**TASK PROMPT:** The full listing, start to finish: write it out again exactly.

START DATA TO EXAMINE

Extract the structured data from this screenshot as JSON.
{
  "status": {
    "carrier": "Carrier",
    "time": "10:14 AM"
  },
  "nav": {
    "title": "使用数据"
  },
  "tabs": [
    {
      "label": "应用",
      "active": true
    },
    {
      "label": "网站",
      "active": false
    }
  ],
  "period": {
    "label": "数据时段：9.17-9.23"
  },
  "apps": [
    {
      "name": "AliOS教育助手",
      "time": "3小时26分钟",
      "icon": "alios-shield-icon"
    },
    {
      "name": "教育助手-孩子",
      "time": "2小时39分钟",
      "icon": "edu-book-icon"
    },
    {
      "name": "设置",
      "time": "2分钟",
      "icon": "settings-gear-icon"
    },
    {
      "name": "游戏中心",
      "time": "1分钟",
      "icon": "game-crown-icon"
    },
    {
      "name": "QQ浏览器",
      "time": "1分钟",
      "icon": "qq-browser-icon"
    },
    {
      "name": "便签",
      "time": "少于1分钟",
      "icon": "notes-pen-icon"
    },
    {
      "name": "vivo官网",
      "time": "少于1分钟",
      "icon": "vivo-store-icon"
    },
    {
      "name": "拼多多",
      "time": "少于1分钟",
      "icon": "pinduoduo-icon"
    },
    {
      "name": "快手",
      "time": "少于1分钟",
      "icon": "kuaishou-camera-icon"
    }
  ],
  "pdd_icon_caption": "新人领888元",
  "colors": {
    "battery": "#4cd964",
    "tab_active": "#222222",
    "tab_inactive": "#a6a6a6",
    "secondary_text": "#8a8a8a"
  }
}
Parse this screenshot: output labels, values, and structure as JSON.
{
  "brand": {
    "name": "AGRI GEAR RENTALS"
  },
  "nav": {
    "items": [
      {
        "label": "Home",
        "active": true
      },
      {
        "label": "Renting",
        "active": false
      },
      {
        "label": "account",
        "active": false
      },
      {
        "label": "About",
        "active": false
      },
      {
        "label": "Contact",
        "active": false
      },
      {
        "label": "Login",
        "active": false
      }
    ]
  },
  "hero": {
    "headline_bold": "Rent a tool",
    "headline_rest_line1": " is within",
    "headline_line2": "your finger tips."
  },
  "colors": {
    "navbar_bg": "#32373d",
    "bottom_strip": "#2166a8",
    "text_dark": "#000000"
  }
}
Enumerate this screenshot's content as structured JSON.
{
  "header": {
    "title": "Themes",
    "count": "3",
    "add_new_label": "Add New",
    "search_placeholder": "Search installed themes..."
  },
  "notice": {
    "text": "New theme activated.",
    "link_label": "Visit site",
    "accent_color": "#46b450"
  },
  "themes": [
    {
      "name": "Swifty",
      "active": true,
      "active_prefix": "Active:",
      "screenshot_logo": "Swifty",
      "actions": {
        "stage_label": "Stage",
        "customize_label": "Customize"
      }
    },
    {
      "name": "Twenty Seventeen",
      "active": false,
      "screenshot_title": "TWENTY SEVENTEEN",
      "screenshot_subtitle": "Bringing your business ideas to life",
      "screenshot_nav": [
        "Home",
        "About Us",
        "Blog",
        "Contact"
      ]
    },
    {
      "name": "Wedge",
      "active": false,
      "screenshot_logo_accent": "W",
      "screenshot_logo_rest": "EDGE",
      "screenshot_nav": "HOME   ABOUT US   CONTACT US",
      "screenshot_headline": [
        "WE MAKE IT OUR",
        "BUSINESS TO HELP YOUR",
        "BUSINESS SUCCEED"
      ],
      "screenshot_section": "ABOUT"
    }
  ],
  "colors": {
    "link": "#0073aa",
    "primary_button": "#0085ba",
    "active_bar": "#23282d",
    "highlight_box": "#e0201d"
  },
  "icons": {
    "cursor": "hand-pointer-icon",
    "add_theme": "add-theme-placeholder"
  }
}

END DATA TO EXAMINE

**RESPONSE TO THIS EXERCISE:**
Extract the structured data from this screenshot as JSON.
{
  "status": {
    "carrier": "Carrier",
    "time": "10:14 AM"
  },
  "nav": {
    "title": "使用数据"
  },
  "tabs": [
    {
      "label": "应用",
      "active": true
    },
    {
      "label": "网站",
      "active": false
    }
  ],
  "period": {
    "label": "数据时段：9.17-9.23"
  },
  "apps": [
    {
      "name": "AliOS教育助手",
      "time": "3小时26分钟",
      "icon": "alios-shield-icon"
    },
    {
      "name": "教育助手-孩子",
      "time": "2小时39分钟",
      "icon": "edu-book-icon"
    },
    {
      "name": "设置",
      "time": "2分钟",
      "icon": "settings-gear-icon"
    },
    {
      "name": "游戏中心",
      "time": "1分钟",
      "icon": "game-crown-icon"
    },
    {
      "name": "QQ浏览器",
      "time": "1分钟",
      "icon": "qq-browser-icon"
    },
    {
      "name": "便签",
      "time": "少于1分钟",
      "icon": "notes-pen-icon"
    },
    {
      "name": "vivo官网",
      "time": "少于1分钟",
      "icon": "vivo-store-icon"
    },
    {
      "name": "拼多多",
      "time": "少于1分钟",
      "icon": "pinduoduo-icon"
    },
    {
      "name": "快手",
      "time": "少于1分钟",
      "icon": "kuaishou-camera-icon"
    }
  ],
  "pdd_icon_caption": "新人领888元",
  "colors": {
    "battery": "#4cd964",
    "tab_active": "#222222",
    "tab_inactive": "#a6a6a6",
    "secondary_text": "#8a8a8a"
  }
}
Parse this screenshot: output labels, values, and structure as JSON.
{
  "brand": {
    "name": "AGRI GEAR RENTALS"
  },
  "nav": {
    "items": [
      {
        "label": "Home",
        "active": true
      },
      {
        "label": "Renting",
        "active": false
      },
      {
        "label": "account",
        "active": false
      },
      {
        "label": "About",
        "active": false
      },
      {
        "label": "Contact",
        "active": false
      },
      {
        "label": "Login",
        "active": false
      }
    ]
  },
  "hero": {
    "headline_bold": "Rent a tool",
    "headline_rest_line1": " is within",
    "headline_line2": "your finger tips."
  },
  "colors": {
    "navbar_bg": "#32373d",
    "bottom_strip": "#2166a8",
    "text_dark": "#000000"
  }
}
Enumerate this screenshot's content as structured JSON.
{
  "header": {
    "title": "Themes",
    "count": "3",
    "add_new_label": "Add New",
    "search_placeholder": "Search installed themes..."
  },
  "notice": {
    "text": "New theme activated.",
    "link_label": "Visit site",
    "accent_color": "#46b450"
  },
  "themes": [
    {
      "name": "Swifty",
      "active": true,
      "active_prefix": "Active:",
      "screenshot_logo": "Swifty",
      "actions": {
        "stage_label": "Stage",
        "customize_label": "Customize"
      }
    },
    {
      "name": "Twenty Seventeen",
      "active": false,
      "screenshot_title": "TWENTY SEVENTEEN",
      "screenshot_subtitle": "Bringing your business ideas to life",
      "screenshot_nav": [
        "Home",
        "About Us",
        "Blog",
        "Contact"
      ]
    },
    {
      "name": "Wedge",
      "active": false,
      "screenshot_logo_accent": "W",
      "screenshot_logo_rest": "EDGE",
      "screenshot_nav": "HOME   ABOUT US   CONTACT US",
      "screenshot_headline": [
        "WE MAKE IT OUR",
        "BUSINESS TO HELP YOUR",
        "BUSINESS SUCCEED"
      ],
      "screenshot_section": "ABOUT"
    }
  ],
  "colors": {
    "link": "#0073aa",
    "primary_button": "#0085ba",
    "active_bar": "#23282d",
    "highlight_box": "#e0201d"
  },
  "icons": {
    "cursor": "hand-pointer-icon",
    "add_theme": "add-theme-placeholder"
  }
}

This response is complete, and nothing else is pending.